• [ENTRIES SHOWN]
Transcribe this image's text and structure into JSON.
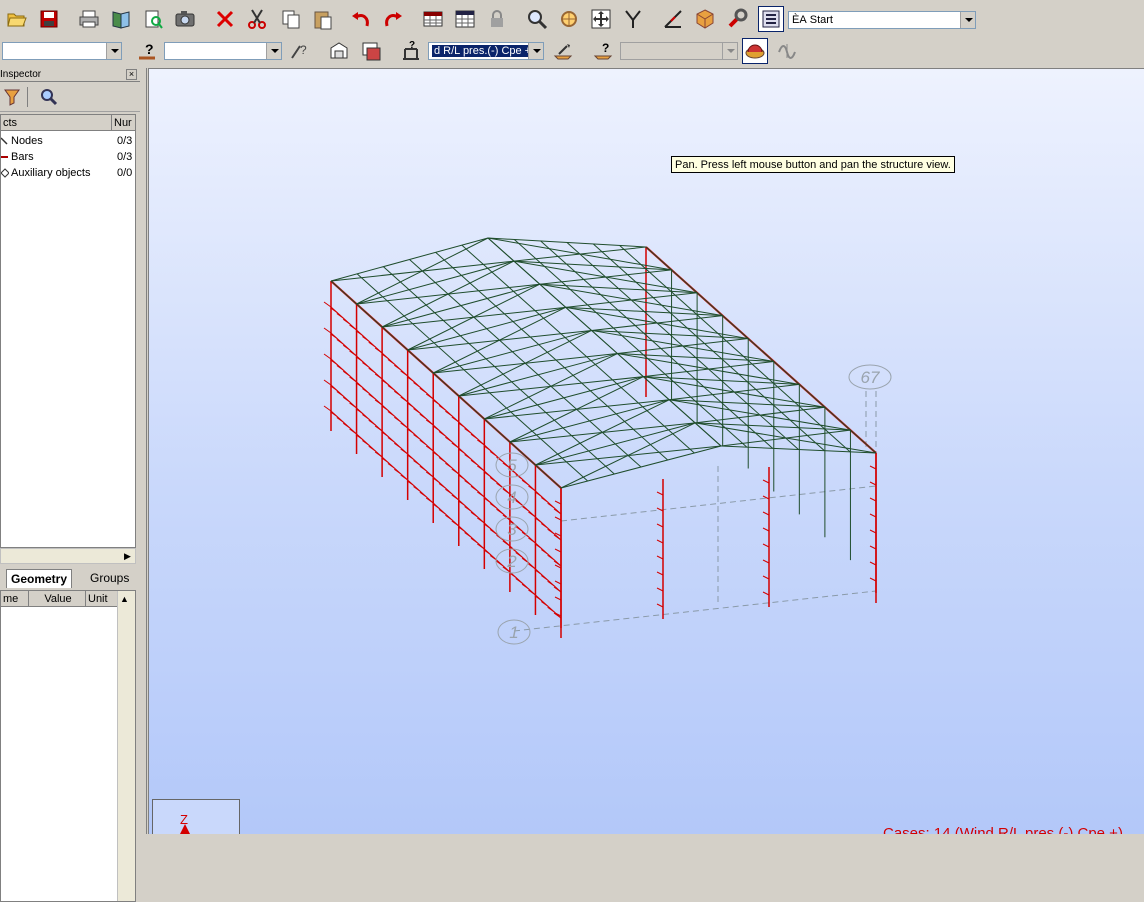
{
  "toolbar1": {
    "icons": [
      "open-icon",
      "save-icon",
      "print-icon",
      "print-preview-icon",
      "screen-capture-report-icon",
      "camera-icon",
      "delete-icon",
      "cut-icon",
      "copy-icon",
      "paste-icon",
      "undo-icon",
      "redo-icon",
      "table-icon",
      "table-edit-icon",
      "lock-icon",
      "zoom-icon",
      "zoom-window-icon",
      "pan-icon",
      "select-icon",
      "section-icon",
      "3d-view-icon",
      "tools-icon",
      "layout-selector-icon"
    ],
    "layout_combo": "ЀА Start"
  },
  "toolbar2": {
    "combo1": "",
    "combo2": "",
    "load_case_combo": "d R/L pres.(-) Cpe +",
    "disabled_combo": ""
  },
  "inspector": {
    "title": "Inspector",
    "close": "×",
    "columns": {
      "objects": "cts",
      "number": "Nur"
    },
    "rows": [
      {
        "label": "Nodes",
        "count": "0/3"
      },
      {
        "label": "Bars",
        "count": "0/3"
      },
      {
        "label": "Auxiliary objects",
        "count": "0/0"
      }
    ],
    "tabs": {
      "geometry": "Geometry",
      "groups": "Groups"
    },
    "props_columns": {
      "name": "me",
      "value": "Value",
      "unit": "Unit"
    }
  },
  "viewport": {
    "tooltip": "Pan. Press left mouse button and pan the structure view.",
    "axis_label": "Z",
    "case_label": "Cases: 14 (Wind R/L pres.(-) Cpe +)",
    "grid_labels": [
      "1",
      "67",
      "5",
      "4",
      "3",
      "2"
    ]
  },
  "colors": {
    "frame": "#1f4d2c",
    "bars_red": "#d40000",
    "background_top": "#eef2fe",
    "background_bottom": "#b3c8f9"
  }
}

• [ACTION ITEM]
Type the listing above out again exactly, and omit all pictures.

• [ANSWER TO THIS TASK]
Transcribe this image's text and structure into JSON.
{
  "toolbar1": {
    "icons": [
      "open-icon",
      "save-icon",
      "print-icon",
      "print-preview-icon",
      "screen-capture-report-icon",
      "camera-icon",
      "delete-icon",
      "cut-icon",
      "copy-icon",
      "paste-icon",
      "undo-icon",
      "redo-icon",
      "table-icon",
      "table-edit-icon",
      "lock-icon",
      "zoom-icon",
      "zoom-window-icon",
      "pan-icon",
      "select-icon",
      "section-icon",
      "3d-view-icon",
      "tools-icon",
      "layout-selector-icon"
    ],
    "layout_combo": "ЀА Start"
  },
  "toolbar2": {
    "combo1": "",
    "combo2": "",
    "load_case_combo": "d R/L pres.(-) Cpe +",
    "disabled_combo": ""
  },
  "inspector": {
    "title": "Inspector",
    "close": "×",
    "columns": {
      "objects": "cts",
      "number": "Nur"
    },
    "rows": [
      {
        "label": "Nodes",
        "count": "0/3"
      },
      {
        "label": "Bars",
        "count": "0/3"
      },
      {
        "label": "Auxiliary objects",
        "count": "0/0"
      }
    ],
    "tabs": {
      "geometry": "Geometry",
      "groups": "Groups"
    },
    "props_columns": {
      "name": "me",
      "value": "Value",
      "unit": "Unit"
    }
  },
  "viewport": {
    "tooltip": "Pan. Press left mouse button and pan the structure view.",
    "axis_label": "Z",
    "case_label": "Cases: 14 (Wind R/L pres.(-) Cpe +)",
    "grid_labels": [
      "1",
      "67",
      "5",
      "4",
      "3",
      "2"
    ]
  },
  "colors": {
    "frame": "#1f4d2c",
    "bars_red": "#d40000",
    "background_top": "#eef2fe",
    "background_bottom": "#b3c8f9"
  }
}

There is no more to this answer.